(SUPPLIED RECORDS begins)

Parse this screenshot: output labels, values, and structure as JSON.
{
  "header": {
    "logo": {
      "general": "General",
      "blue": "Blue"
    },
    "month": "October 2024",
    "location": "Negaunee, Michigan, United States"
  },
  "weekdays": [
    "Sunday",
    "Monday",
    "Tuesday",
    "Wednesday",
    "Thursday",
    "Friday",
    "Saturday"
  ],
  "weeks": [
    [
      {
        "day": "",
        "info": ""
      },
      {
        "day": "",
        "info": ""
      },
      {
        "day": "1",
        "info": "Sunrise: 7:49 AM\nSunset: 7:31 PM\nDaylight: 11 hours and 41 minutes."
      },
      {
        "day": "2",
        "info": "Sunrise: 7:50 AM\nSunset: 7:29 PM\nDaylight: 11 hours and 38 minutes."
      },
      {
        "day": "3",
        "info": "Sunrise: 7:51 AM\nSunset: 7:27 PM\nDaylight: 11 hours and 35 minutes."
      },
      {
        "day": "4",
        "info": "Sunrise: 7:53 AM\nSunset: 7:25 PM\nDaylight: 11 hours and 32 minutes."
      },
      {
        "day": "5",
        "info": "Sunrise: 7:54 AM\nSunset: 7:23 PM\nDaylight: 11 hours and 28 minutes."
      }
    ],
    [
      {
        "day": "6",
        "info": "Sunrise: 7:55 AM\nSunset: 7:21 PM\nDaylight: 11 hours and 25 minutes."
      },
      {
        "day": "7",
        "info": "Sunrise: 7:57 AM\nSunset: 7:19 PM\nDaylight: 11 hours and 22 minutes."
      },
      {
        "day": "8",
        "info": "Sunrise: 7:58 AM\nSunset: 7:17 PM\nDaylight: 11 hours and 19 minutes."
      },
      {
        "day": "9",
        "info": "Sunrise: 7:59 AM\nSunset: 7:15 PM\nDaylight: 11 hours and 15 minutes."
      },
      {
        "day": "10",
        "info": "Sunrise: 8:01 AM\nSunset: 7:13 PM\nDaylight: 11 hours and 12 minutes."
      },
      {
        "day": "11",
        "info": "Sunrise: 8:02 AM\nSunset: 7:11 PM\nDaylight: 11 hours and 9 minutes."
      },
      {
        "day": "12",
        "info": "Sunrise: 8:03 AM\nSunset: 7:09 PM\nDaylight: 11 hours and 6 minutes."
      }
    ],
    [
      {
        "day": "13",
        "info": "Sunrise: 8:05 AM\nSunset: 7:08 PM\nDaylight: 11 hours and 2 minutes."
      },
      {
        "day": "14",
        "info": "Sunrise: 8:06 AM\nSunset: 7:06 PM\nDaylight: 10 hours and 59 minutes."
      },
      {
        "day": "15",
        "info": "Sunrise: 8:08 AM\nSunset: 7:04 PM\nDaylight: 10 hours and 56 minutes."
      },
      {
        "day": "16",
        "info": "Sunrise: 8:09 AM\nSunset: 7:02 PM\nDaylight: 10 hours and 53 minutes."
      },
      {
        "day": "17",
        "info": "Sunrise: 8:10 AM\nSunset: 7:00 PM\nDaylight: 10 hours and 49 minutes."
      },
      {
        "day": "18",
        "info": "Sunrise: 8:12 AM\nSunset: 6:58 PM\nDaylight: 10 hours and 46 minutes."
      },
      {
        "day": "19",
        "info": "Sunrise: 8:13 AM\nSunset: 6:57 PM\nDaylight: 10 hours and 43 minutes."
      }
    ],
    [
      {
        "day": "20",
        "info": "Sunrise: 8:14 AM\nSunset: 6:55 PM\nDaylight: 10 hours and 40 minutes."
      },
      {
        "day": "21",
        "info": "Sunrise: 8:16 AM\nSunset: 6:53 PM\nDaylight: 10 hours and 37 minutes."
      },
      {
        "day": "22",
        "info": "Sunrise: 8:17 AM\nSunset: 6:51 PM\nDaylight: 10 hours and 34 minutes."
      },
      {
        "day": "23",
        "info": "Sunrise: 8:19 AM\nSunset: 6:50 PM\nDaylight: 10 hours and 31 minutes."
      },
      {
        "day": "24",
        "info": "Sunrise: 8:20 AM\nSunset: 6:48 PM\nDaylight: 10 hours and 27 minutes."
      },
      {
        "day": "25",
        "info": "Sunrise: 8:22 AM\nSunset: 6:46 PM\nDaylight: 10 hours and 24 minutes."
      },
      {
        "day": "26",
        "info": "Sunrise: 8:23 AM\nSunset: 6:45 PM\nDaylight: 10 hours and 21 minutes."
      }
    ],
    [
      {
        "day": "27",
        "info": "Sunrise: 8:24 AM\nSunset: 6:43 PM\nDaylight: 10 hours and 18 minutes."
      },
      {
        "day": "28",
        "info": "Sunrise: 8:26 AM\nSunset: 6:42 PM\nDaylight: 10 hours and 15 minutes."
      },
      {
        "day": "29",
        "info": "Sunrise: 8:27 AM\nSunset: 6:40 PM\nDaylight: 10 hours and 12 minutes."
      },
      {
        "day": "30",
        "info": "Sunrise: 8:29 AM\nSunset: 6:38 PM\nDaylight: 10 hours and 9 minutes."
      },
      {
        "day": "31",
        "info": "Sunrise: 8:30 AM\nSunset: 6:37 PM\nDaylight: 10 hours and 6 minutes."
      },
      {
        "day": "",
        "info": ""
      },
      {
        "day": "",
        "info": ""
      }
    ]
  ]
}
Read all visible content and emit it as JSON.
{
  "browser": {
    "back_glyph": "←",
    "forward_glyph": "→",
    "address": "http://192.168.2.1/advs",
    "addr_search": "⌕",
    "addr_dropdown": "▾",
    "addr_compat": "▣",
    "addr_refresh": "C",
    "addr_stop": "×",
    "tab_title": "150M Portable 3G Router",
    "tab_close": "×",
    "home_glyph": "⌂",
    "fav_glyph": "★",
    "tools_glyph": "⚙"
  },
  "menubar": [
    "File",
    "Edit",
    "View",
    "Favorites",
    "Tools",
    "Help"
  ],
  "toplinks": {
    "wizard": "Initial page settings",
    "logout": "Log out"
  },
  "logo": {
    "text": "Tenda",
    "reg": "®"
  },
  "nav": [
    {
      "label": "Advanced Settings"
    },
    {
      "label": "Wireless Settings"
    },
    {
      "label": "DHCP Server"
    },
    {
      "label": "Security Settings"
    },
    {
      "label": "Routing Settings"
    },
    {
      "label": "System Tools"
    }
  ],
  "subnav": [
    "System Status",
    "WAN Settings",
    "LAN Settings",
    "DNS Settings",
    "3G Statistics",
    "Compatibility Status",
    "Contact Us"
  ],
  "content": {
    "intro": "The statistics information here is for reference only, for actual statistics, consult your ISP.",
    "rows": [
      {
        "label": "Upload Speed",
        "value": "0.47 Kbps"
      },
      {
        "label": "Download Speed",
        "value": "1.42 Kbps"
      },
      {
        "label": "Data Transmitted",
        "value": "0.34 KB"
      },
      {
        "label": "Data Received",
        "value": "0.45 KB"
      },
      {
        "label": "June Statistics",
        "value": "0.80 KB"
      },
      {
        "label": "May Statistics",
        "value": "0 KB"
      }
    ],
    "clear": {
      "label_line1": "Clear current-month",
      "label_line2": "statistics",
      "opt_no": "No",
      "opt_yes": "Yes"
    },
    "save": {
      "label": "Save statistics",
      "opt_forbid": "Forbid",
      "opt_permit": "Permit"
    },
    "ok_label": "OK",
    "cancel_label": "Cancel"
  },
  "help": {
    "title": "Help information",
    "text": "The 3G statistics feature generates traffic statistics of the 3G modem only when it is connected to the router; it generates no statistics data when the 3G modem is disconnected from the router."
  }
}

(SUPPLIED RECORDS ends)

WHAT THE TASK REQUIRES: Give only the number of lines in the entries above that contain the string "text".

TASK RESULT: 2